East Bay View (a blog about several things)

now 98% free of substantive content

Sunday, January 13, 2008

Some poems I liked last year

Alice Notley, "Radical Feminist" (from Alma, or The Dead Women)
I haven't come close to finishing Alma: 300 pages of one-faced gender critique is too much for me. But there's a sequence where the anger crystallises into one of the bitterest rages against violence ever written, and that sequence starts with "Radical Feminist", which deserves its title.

"how will we dead women avenge ourselves now when there will be nothing but vengeance transpiring. oh these distractions says one. we intend that you keep on the subject says another. keeping on the subject is part of our vengeance. i am touched by men's love says the third but it isn't a world. men have died too someone says. they can take care of themselves someone else says but don't let one come near me again in the name of care. i want a chance to care for myself, perhaps i finally have that being a dead woman."
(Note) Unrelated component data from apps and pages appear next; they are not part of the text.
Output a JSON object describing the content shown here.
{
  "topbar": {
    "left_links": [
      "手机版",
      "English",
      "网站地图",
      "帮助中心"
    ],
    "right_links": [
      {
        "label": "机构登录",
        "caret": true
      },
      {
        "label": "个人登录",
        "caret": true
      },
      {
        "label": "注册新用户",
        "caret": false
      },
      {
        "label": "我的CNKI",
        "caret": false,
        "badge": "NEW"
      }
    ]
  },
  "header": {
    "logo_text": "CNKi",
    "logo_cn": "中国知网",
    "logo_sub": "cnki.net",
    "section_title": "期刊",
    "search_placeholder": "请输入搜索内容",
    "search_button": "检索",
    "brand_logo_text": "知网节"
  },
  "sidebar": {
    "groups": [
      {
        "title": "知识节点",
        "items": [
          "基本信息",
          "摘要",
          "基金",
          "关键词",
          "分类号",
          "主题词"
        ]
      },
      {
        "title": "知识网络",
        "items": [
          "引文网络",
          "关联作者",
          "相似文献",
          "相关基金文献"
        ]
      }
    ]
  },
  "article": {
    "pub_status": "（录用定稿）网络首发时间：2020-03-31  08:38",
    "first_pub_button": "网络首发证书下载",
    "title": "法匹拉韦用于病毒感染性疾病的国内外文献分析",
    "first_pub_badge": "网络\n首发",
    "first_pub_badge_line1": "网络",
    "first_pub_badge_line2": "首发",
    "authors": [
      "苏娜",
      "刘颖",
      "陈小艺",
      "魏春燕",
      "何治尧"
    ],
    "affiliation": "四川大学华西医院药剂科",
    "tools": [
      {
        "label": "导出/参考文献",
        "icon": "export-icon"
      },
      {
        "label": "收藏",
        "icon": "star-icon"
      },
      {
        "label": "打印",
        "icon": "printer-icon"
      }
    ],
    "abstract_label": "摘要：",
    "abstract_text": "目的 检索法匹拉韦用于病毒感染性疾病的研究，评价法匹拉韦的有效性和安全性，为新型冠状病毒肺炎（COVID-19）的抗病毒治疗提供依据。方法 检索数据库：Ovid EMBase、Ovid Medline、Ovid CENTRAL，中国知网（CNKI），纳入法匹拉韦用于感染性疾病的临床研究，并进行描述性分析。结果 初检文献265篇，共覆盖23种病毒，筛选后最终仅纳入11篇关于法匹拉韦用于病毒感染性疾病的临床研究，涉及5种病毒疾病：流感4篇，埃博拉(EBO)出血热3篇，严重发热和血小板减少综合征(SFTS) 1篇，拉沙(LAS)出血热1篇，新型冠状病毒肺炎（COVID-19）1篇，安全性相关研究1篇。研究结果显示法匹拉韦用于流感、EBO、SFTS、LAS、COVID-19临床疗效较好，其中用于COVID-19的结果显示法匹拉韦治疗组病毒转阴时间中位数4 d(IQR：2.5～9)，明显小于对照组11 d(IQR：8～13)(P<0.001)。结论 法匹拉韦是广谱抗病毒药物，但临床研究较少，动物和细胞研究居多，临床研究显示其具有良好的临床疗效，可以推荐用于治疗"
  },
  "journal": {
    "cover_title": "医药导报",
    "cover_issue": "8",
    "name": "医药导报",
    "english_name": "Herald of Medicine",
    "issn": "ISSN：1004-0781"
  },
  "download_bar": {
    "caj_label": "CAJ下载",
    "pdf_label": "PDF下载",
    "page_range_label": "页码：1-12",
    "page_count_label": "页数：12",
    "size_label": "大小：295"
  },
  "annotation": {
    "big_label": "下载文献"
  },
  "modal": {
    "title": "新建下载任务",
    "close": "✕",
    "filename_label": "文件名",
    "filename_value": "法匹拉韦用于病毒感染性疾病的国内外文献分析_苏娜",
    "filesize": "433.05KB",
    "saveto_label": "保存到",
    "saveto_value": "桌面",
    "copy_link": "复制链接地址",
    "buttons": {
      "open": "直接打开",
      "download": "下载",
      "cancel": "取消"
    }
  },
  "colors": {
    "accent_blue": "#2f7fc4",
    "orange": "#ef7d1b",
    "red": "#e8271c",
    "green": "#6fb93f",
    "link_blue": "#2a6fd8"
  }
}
Christopher Middleton, "Orbiana" (from The Tenor on Horseback)
When he's at his best, which is quite often in The Tenor on Horseback, Middleton still writes more prettily than anyone. At other times he just writes pettily (calling Rafael Nadal a baboon; fortunately he's not under the jurisdiction of the ICC). The linked Shearsman 67/68 conveniently features three prime poems. "The First Portrait" and especially "Orbiana" show that historical drama in verse is only as dead as it always was.

"I could never help uttering a light soupir,
Just one, whenever the times
Were hard; today
Just one more, it hardly passed my lips,
But murdered they were, such news,
Murdered near Mayence, those two
Who sent me here, to Leptis Magna."

Tadeuz Rozewicz, "the professor's knife" (tr. Joanna Trzeciak, from Triquarterly 126)
Old Pole and friend recall weaponry/cutlery, war and breakfast.

"'I've thought more about my knife,
the one made from the hoop of a barrel.
It would be carried in the hem
of my death camp clothes
since they might confiscate it
and one could pay dearly...
So it served its purposes,
not just utilitarian
but far more intricate ones...'"

Penelope Shuttle, "Missing You" (from Redgrove's Wife)
Shuttle's mourning sequence obsesses through April and May, China and India, Tesco and Sainsbury.

"I make my home in your absence,
take your smallest hope
and make it grow
I wake to the dusk of everywhere
as if assisting at my own birth
or arriving in a country
where all the rivers settle down to be ice"

Jen Tynes, "Suspension" (from The Hat 7)
The Hat 7 was the best journal issue I read last year, or least the only one I read all the way through. "Suspension" is my fave in there by a whisker from a Rae Armantrout miniture ("One lizard/jammed headfirst//down the throat/of a second.")

"...Everyone looks
into my hollow and hollers
their own names.
I give it all
back in pieces."



Post a Comment

<< Home